Listen: Africa, Cameroon, Francis. discussed on This Week in Travel
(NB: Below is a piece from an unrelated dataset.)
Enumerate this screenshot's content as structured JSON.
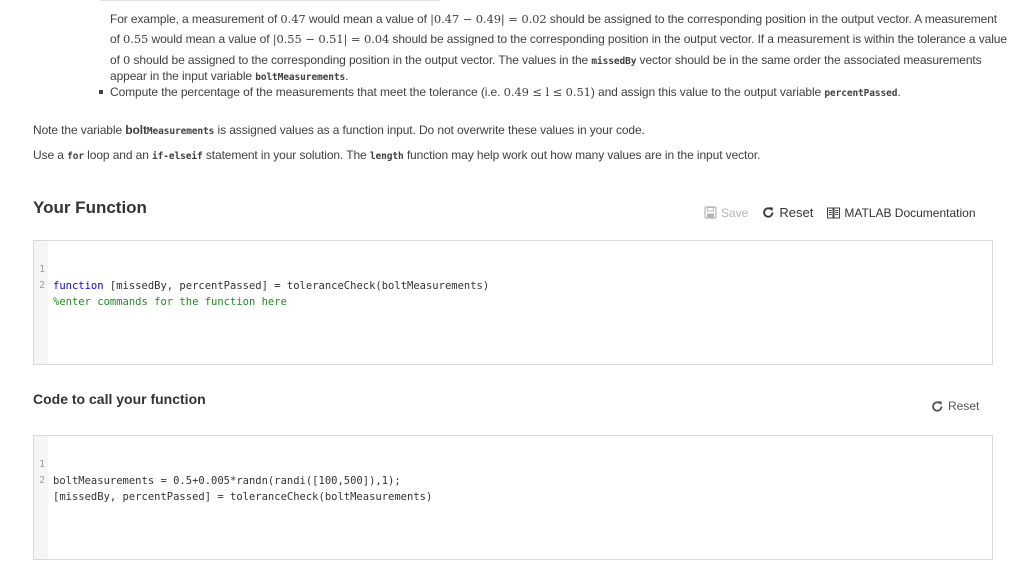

"Francis. Did she know that she was being tested. You know? I don't I've never said explicitly that way. But I guess she probably, you know, I guess we're all being tested when we're dating people. Right. Yes question. I have tests. Come after you, get married. Those don't know Francis is also fluently speaks French. Right. Your I think your parents your mother was French or something father was French my mom is from Chile. So I got a the Spanish French fluent and also have three passports. Lucky Cameroon, the two national languages are English and French so. Did you initially talk to rejoice in English or French? That's good question. She spent half of her life in the Boko haram region, the northeast corner of Nigeria Borno state, and so she actually spoke English slightly better than her French. So she speaks five languages three of them are African and but she and I about speak eighty percent of the time in English about twenty percent of the time in French, we use speak, more French. But now that she's in America, we somehow, unfortunately, default English too often. I would like to speak more French with her 'cause otherwise we're gonna kind of lose it. But yeah, that's our thing. And also the van is I had was. Portuguese fairly well. And so I could get by in almost everywhere in the sub Saharan because there's five Portuguese-Speaking countries in Africa about half of Africa speaks French and about maybe twenty or so countries, speak, our anglophone, English speaking. So when I spent three and a half years in eastern Europe, I was lost most of the time. So even though the infrastructure is great. It was kind of. Difficult to get by because I couldn't speak any of the Slavic tongues in the other languages in eastern Europe. But in in Africa, I was it was so nice. And by the way, do you know that there's one country that speaks Spanish in Africa? It's there. Equatorial Guinea, bingo. I knew that. So how much did your wife travel before she met you not much as she had gone to Nigeria and she had traveled to Cameroon and Chad little bit. So just in her region. She's right near the Lake Chad region. So that's northern Cameroon and at whole zone there. She kind of moved around in a lot, but to travel farther than that, you really have to have a lot of money and she didn't. So she became an orphan at the age of fourteen. So her father died when she was nine and her mother died when she was fourteen so I just following you on Facebook. I know she's been to a lot of places now. Went up to northern Africa Europe. Now, she in the US. So what's it been like kind of, you know, seeing these places through her eyes from someone who you know, you had never been to Africa before she had never been outside of Africa before what what what's been her impression of things. What's her impression of the US? She loves it is just she's overwhelmed by in Africa. He always had time. She played her little games on her. What's called domination or little games on her phone, and she would watch movies and Africa? Even though we're telling she'd been to thirty one African countries with me, she went to about five year opean countries, and she went about seventeen US states because we took Amtrak across America. So if you want to count those visiting Jesse went through your neck of the woods there in Minnesota in the north there. But her impression of America is just she loves it. She's just. Overwhelmed by how busy everybody is including herself. And how she she's just caught up with this whole speed Goco. Go time is money.."